* [What is needed]
Your answer should be every line of the records that contains the word "function".

(Excerpts from an interface dataset)
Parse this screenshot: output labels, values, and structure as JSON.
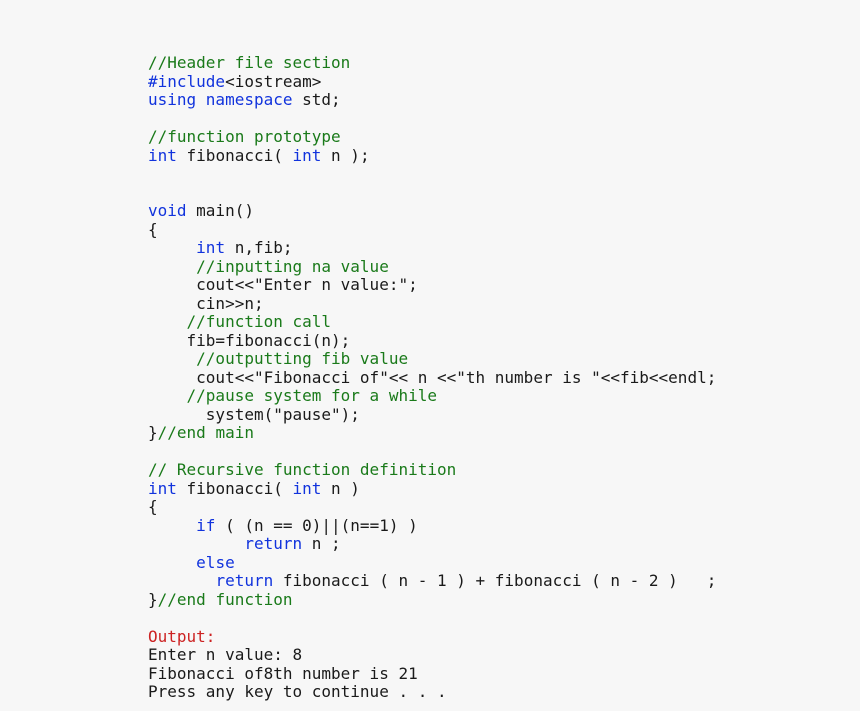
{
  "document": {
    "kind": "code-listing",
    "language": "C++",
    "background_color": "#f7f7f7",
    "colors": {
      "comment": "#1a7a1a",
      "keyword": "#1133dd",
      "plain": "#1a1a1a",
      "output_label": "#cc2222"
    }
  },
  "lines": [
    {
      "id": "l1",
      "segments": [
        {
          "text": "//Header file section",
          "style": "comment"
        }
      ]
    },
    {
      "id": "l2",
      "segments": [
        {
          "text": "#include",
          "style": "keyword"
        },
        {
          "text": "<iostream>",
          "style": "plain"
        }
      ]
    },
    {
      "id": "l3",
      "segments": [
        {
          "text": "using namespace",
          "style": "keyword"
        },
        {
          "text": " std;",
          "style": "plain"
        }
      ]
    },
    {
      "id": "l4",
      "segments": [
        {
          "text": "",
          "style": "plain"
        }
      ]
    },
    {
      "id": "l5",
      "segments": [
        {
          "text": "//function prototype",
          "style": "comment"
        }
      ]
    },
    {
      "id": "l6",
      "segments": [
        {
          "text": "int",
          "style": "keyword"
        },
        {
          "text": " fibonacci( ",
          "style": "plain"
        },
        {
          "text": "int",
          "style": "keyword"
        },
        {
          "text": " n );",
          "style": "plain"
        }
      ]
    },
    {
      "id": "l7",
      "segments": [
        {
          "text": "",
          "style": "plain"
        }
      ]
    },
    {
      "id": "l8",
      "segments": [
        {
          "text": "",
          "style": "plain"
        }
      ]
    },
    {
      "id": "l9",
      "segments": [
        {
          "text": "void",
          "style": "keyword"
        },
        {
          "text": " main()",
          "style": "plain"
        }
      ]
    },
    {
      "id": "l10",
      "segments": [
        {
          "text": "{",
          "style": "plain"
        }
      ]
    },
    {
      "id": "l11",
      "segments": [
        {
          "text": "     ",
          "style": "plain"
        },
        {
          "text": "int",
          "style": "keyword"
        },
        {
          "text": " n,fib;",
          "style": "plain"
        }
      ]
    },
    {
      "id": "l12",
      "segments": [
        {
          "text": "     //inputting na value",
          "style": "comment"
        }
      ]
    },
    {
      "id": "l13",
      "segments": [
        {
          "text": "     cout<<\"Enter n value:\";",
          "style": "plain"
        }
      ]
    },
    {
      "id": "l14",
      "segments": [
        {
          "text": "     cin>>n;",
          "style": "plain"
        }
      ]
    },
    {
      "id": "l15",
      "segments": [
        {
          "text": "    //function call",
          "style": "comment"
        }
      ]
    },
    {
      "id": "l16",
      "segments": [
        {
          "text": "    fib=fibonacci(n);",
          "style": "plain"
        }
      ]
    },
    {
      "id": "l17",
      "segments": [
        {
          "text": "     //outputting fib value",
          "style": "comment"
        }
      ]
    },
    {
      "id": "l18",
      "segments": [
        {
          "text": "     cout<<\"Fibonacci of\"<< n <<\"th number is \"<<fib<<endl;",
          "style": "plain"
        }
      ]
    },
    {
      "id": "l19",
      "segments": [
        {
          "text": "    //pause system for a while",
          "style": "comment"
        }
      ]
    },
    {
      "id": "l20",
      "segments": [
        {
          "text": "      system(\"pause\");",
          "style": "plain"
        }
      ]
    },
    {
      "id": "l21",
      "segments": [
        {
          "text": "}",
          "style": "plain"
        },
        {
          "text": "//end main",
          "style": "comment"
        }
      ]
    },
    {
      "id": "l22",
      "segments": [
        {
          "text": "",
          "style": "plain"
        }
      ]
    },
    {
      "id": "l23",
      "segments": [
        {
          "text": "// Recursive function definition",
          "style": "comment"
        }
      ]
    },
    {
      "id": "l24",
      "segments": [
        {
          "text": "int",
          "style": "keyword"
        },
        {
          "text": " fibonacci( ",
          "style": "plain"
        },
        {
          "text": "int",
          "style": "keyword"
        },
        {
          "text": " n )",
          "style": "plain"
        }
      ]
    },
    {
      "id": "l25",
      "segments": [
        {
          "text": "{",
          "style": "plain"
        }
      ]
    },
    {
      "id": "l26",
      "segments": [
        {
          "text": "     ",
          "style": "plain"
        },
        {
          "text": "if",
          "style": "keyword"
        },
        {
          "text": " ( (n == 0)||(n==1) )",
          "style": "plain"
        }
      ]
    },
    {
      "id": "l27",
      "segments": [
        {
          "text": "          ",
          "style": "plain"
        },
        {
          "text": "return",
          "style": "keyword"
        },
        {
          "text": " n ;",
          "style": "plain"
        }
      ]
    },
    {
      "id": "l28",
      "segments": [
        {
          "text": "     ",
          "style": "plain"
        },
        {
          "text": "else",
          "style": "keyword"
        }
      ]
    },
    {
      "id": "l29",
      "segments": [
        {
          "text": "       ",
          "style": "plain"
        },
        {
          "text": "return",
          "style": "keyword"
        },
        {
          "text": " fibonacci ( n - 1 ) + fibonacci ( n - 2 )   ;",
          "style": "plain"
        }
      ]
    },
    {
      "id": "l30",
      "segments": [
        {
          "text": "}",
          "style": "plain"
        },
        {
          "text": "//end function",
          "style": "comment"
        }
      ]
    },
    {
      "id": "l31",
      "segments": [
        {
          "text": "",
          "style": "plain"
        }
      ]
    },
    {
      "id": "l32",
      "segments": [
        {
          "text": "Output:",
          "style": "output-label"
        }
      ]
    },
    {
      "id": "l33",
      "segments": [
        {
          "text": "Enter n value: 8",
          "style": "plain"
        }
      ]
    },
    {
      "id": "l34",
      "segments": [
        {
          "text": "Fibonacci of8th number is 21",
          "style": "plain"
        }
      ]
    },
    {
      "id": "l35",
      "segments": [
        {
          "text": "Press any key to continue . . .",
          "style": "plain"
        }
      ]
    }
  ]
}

* [Written answer]
          "text": "//function prototype",
          "text": "    //function call",
          "text": "// Recursive function definition",
          "text": "//end function",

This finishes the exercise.